about

Leander Heldring is a Postdoctoral Fellow at briq. He obtained his PhD at the University of Oxford. Leander is interested in economic development, economic history and political economy, with a focus on the role of politics and government in the development process. He has worked on the role of the government in the organization of the massacres in the Rwandan genocide, on colonialism, and has studied large scale land reform in England.

working papers

We examine the long-run economic impact of the Dissolution of the English monasteries in 1535, which is plausibly linked to the commercialization of agriculture and the location of the Industrial Revolution. Using monastic income at the parish level as our explanatory variable, we show that parishes which the Dissolution impacted more had more textile mills and employed a greater share of population outside agriculture, had more gentry and agricultural patent holders, and were more likely to be enclosed. Our results extend Tawney’s famous "rise of the gentry" thesis by linking social change to the Industrial Revolution.

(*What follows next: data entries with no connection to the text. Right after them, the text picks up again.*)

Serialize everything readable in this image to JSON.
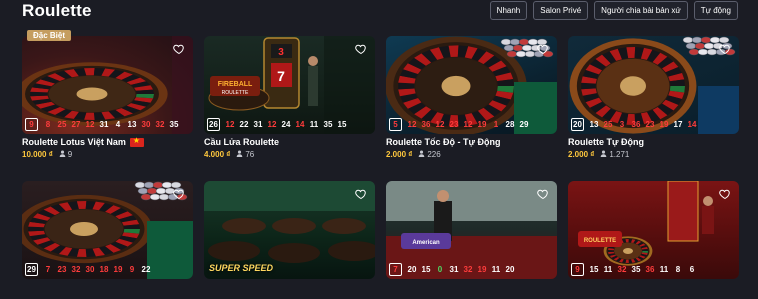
{
  "header": {
    "title": "Roulette",
    "filters": [
      "Nhanh",
      "Salon Privé",
      "Người chia bài bản xứ",
      "Tự động"
    ]
  },
  "games": [
    {
      "badge": "Đặc Biệt",
      "name": "Roulette Lotus Việt Nam",
      "has_flag": true,
      "bet": "10.000 ₫",
      "players": "9",
      "results": [
        "9",
        "8",
        "25",
        "27",
        "12",
        "31",
        "4",
        "13",
        "30",
        "32",
        "35"
      ],
      "colors": [
        "red",
        "red",
        "red",
        "red",
        "red",
        "black",
        "black",
        "black",
        "red",
        "red",
        "black"
      ],
      "theme": "lotus"
    },
    {
      "badge": "",
      "name": "Cầu Lửa Roulette",
      "has_flag": false,
      "bet": "4.000 ₫",
      "players": "76",
      "results": [
        "26",
        "12",
        "22",
        "31",
        "12",
        "24",
        "14",
        "11",
        "35",
        "15"
      ],
      "colors": [
        "black",
        "red",
        "black",
        "black",
        "red",
        "black",
        "red",
        "black",
        "black",
        "black"
      ],
      "theme": "fireball"
    },
    {
      "badge": "",
      "name": "Roulette Tốc Độ - Tự Động",
      "has_flag": false,
      "bet": "2.000 ₫",
      "players": "226",
      "results": [
        "5",
        "12",
        "36",
        "12",
        "23",
        "12",
        "19",
        "1",
        "28",
        "29"
      ],
      "colors": [
        "red",
        "red",
        "red",
        "red",
        "red",
        "red",
        "red",
        "red",
        "black",
        "black"
      ],
      "theme": "speed"
    },
    {
      "badge": "",
      "name": "Roulette Tự Động",
      "has_flag": false,
      "bet": "2.000 ₫",
      "players": "1.271",
      "results": [
        "20",
        "13",
        "25",
        "3",
        "36",
        "23",
        "19",
        "17",
        "14"
      ],
      "colors": [
        "black",
        "black",
        "red",
        "red",
        "red",
        "red",
        "red",
        "black",
        "red"
      ],
      "theme": "auto"
    },
    {
      "badge": "",
      "name": "",
      "has_flag": false,
      "bet": "",
      "players": "",
      "results": [
        "29",
        "7",
        "23",
        "32",
        "30",
        "18",
        "19",
        "9",
        "22"
      ],
      "colors": [
        "black",
        "red",
        "red",
        "red",
        "red",
        "red",
        "red",
        "red",
        "black"
      ],
      "theme": "table5"
    },
    {
      "badge": "",
      "name": "",
      "has_flag": false,
      "bet": "",
      "players": "",
      "brand_text": "SUPER SPEED",
      "results": [],
      "colors": [],
      "theme": "superspeed"
    },
    {
      "badge": "",
      "name": "",
      "has_flag": false,
      "bet": "",
      "players": "",
      "results": [
        "7",
        "20",
        "15",
        "0",
        "31",
        "32",
        "19",
        "11",
        "20"
      ],
      "colors": [
        "red",
        "black",
        "black",
        "green",
        "black",
        "red",
        "red",
        "black",
        "black"
      ],
      "theme": "american"
    },
    {
      "badge": "",
      "name": "",
      "has_flag": false,
      "bet": "",
      "players": "",
      "results": [
        "9",
        "15",
        "11",
        "32",
        "35",
        "36",
        "11",
        "8",
        "6"
      ],
      "colors": [
        "red",
        "black",
        "black",
        "red",
        "black",
        "red",
        "black",
        "black",
        "black"
      ],
      "theme": "reddoor"
    }
  ]
}
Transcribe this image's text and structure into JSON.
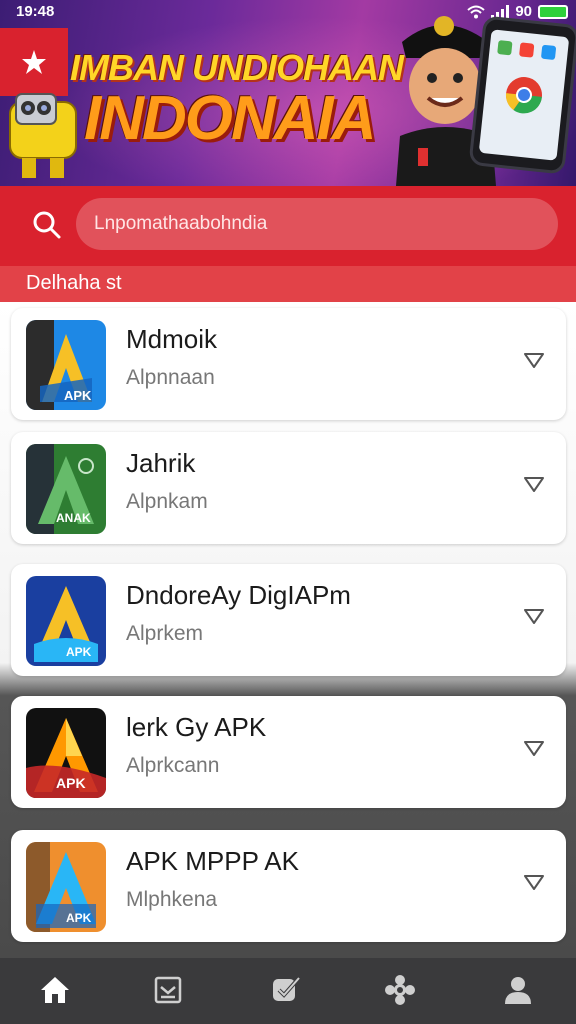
{
  "status_bar": {
    "time": "19:48",
    "battery_text": "90",
    "icons": [
      "wifi-icon",
      "signal-icon",
      "battery-icon"
    ]
  },
  "banner": {
    "title_line1": "IMBAN UNDIOHAAN",
    "title_line2": "INDONAIA",
    "colors": {
      "title_line1": "#ffd628",
      "title_line2": "#ff9c1a",
      "logo_tile": "#d9222e"
    }
  },
  "search": {
    "placeholder": "Lnpomathaabohndia",
    "icon": "search-icon"
  },
  "section": {
    "title": "Delhaha st"
  },
  "apps": [
    {
      "name": "Mdmoik",
      "subtitle": "Alpnnaan",
      "icon_label": "APK"
    },
    {
      "name": "Jahrik",
      "subtitle": "Alpnkam",
      "icon_label": "ANAK"
    },
    {
      "name": "DndoreAy DigIAPm",
      "subtitle": "Alprkem",
      "icon_label": "APK"
    },
    {
      "name": "lerk Gy APK",
      "subtitle": "Alprkcann",
      "icon_label": "APK"
    },
    {
      "name": "APK MPPP AK",
      "subtitle": "Mlphkena",
      "icon_label": "APK"
    }
  ],
  "bottom_nav": {
    "items": [
      "home-icon",
      "gallery-icon",
      "check-icon",
      "settings-icon",
      "profile-icon"
    ]
  },
  "colors": {
    "accent": "#d9222e",
    "nav_bg": "#3a3a3c"
  }
}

This paper shows that contemporary patterns of violence can be traced back to the establishment of
the precolonial state. Rwandan villages that were brought under centralized rule one century earlier
experience a doubling of violence during the state-organized 1994 genocide. Instrumental variable estimates
exploiting differences in proximity to Nyanza – an early capital – suggest these effects are causal.
In other periods, when the state pursued peace and rebuilding, with longer state presence, violence is
lower. Using data from several sources, including a lab-in-the-field experiment, I show that exposure
to state institutions impacted civil society, and in particular culturally transmitted norms of obedience
to political authority. In a lab setting today, individuals close to an abandoned border of the historical
state are more likely to follow an unenforced rule than individuals just across the border. The state’s impact
on rule following led to more violence when the Rwandan government mobilized for mass killing
and to less violence when the government pursued peace and rebuilding. These results suggest that the
interaction of government policy with deep-rooted aspects of civil society has the potential to reconcile
long-run persistence with rapid economic change.